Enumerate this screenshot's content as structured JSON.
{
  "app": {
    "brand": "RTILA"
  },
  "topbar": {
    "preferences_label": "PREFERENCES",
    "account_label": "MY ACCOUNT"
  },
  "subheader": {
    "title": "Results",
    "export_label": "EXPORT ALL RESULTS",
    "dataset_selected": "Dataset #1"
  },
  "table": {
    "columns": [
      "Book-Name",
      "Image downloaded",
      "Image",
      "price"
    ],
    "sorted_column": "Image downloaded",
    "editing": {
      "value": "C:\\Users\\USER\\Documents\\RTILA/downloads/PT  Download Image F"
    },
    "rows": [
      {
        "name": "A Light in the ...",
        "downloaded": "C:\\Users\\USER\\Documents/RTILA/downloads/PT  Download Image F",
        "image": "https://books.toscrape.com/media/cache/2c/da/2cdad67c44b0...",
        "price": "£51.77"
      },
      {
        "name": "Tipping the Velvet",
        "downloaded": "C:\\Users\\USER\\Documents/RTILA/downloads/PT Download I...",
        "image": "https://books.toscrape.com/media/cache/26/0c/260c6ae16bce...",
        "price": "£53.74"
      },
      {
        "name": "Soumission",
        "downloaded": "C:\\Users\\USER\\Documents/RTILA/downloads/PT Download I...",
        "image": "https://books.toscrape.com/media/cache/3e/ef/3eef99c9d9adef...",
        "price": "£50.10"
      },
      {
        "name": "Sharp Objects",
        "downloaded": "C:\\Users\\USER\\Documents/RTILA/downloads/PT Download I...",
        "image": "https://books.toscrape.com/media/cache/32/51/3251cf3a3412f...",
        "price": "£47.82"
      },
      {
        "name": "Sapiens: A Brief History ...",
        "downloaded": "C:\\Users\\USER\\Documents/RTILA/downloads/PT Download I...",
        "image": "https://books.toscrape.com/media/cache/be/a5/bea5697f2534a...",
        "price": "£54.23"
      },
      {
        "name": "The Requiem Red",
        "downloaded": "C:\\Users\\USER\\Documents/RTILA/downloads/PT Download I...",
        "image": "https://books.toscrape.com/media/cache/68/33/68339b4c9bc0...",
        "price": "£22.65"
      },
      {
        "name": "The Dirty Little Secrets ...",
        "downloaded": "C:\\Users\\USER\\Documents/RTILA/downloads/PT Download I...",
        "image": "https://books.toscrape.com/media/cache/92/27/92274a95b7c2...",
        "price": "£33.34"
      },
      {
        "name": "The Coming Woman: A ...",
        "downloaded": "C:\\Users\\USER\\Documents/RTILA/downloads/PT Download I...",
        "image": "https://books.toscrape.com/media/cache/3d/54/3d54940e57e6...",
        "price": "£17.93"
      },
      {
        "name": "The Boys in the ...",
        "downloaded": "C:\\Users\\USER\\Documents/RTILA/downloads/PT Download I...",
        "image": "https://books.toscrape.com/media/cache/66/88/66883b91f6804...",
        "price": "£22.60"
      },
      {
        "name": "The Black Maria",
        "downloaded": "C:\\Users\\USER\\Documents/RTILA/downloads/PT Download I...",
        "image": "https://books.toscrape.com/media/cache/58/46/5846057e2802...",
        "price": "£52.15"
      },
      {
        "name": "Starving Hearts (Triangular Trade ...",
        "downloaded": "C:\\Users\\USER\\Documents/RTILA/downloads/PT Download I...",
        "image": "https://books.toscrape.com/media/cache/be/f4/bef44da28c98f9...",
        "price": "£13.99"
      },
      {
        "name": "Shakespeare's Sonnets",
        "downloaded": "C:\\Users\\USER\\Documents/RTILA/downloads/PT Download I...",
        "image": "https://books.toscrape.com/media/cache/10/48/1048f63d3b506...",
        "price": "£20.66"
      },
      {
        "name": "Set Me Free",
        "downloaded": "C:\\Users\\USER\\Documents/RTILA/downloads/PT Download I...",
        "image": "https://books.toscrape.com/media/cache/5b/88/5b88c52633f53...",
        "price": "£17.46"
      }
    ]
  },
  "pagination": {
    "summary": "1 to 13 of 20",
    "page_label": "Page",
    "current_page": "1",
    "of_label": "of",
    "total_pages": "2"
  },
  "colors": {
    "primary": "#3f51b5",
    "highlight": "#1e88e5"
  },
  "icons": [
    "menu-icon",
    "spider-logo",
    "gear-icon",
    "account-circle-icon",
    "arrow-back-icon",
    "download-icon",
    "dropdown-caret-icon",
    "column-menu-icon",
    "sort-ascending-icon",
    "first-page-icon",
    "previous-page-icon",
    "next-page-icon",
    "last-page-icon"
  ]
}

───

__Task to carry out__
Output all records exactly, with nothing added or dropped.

__Finished exercise__
Enumerate this screenshot's content as structured JSON.
{
  "app": {
    "brand": "RTILA"
  },
  "topbar": {
    "preferences_label": "PREFERENCES",
    "account_label": "MY ACCOUNT"
  },
  "subheader": {
    "title": "Results",
    "export_label": "EXPORT ALL RESULTS",
    "dataset_selected": "Dataset #1"
  },
  "table": {
    "columns": [
      "Book-Name",
      "Image downloaded",
      "Image",
      "price"
    ],
    "sorted_column": "Image downloaded",
    "editing": {
      "value": "C:\\Users\\USER\\Documents\\RTILA/downloads/PT  Download Image F"
    },
    "rows": [
      {
        "name": "A Light in the ...",
        "downloaded": "C:\\Users\\USER\\Documents/RTILA/downloads/PT  Download Image F",
        "image": "https://books.toscrape.com/media/cache/2c/da/2cdad67c44b0...",
        "price": "£51.77"
      },
      {
        "name": "Tipping the Velvet",
        "downloaded": "C:\\Users\\USER\\Documents/RTILA/downloads/PT Download I...",
        "image": "https://books.toscrape.com/media/cache/26/0c/260c6ae16bce...",
        "price": "£53.74"
      },
      {
        "name": "Soumission",
        "downloaded": "C:\\Users\\USER\\Documents/RTILA/downloads/PT Download I...",
        "image": "https://books.toscrape.com/media/cache/3e/ef/3eef99c9d9adef...",
        "price": "£50.10"
      },
      {
        "name": "Sharp Objects",
        "downloaded": "C:\\Users\\USER\\Documents/RTILA/downloads/PT Download I...",
        "image": "https://books.toscrape.com/media/cache/32/51/3251cf3a3412f...",
        "price": "£47.82"
      },
      {
        "name": "Sapiens: A Brief History ...",
        "downloaded": "C:\\Users\\USER\\Documents/RTILA/downloads/PT Download I...",
        "image": "https://books.toscrape.com/media/cache/be/a5/bea5697f2534a...",
        "price": "£54.23"
      },
      {
        "name": "The Requiem Red",
        "downloaded": "C:\\Users\\USER\\Documents/RTILA/downloads/PT Download I...",
        "image": "https://books.toscrape.com/media/cache/68/33/68339b4c9bc0...",
        "price": "£22.65"
      },
      {
        "name": "The Dirty Little Secrets ...",
        "downloaded": "C:\\Users\\USER\\Documents/RTILA/downloads/PT Download I...",
        "image": "https://books.toscrape.com/media/cache/92/27/92274a95b7c2...",
        "price": "£33.34"
      },
      {
        "name": "The Coming Woman: A ...",
        "downloaded": "C:\\Users\\USER\\Documents/RTILA/downloads/PT Download I...",
        "image": "https://books.toscrape.com/media/cache/3d/54/3d54940e57e6...",
        "price": "£17.93"
      },
      {
        "name": "The Boys in the ...",
        "downloaded": "C:\\Users\\USER\\Documents/RTILA/downloads/PT Download I...",
        "image": "https://books.toscrape.com/media/cache/66/88/66883b91f6804...",
        "price": "£22.60"
      },
      {
        "name": "The Black Maria",
        "downloaded": "C:\\Users\\USER\\Documents/RTILA/downloads/PT Download I...",
        "image": "https://books.toscrape.com/media/cache/58/46/5846057e2802...",
        "price": "£52.15"
      },
      {
        "name": "Starving Hearts (Triangular Trade ...",
        "downloaded": "C:\\Users\\USER\\Documents/RTILA/downloads/PT Download I...",
        "image": "https://books.toscrape.com/media/cache/be/f4/bef44da28c98f9...",
        "price": "£13.99"
      },
      {
        "name": "Shakespeare's Sonnets",
        "downloaded": "C:\\Users\\USER\\Documents/RTILA/downloads/PT Download I...",
        "image": "https://books.toscrape.com/media/cache/10/48/1048f63d3b506...",
        "price": "£20.66"
      },
      {
        "name": "Set Me Free",
        "downloaded": "C:\\Users\\USER\\Documents/RTILA/downloads/PT Download I...",
        "image": "https://books.toscrape.com/media/cache/5b/88/5b88c52633f53...",
        "price": "£17.46"
      }
    ]
  },
  "pagination": {
    "summary": "1 to 13 of 20",
    "page_label": "Page",
    "current_page": "1",
    "of_label": "of",
    "total_pages": "2"
  },
  "colors": {
    "primary": "#3f51b5",
    "highlight": "#1e88e5"
  },
  "icons": [
    "menu-icon",
    "spider-logo",
    "gear-icon",
    "account-circle-icon",
    "arrow-back-icon",
    "download-icon",
    "dropdown-caret-icon",
    "column-menu-icon",
    "sort-ascending-icon",
    "first-page-icon",
    "previous-page-icon",
    "next-page-icon",
    "last-page-icon"
  ]
}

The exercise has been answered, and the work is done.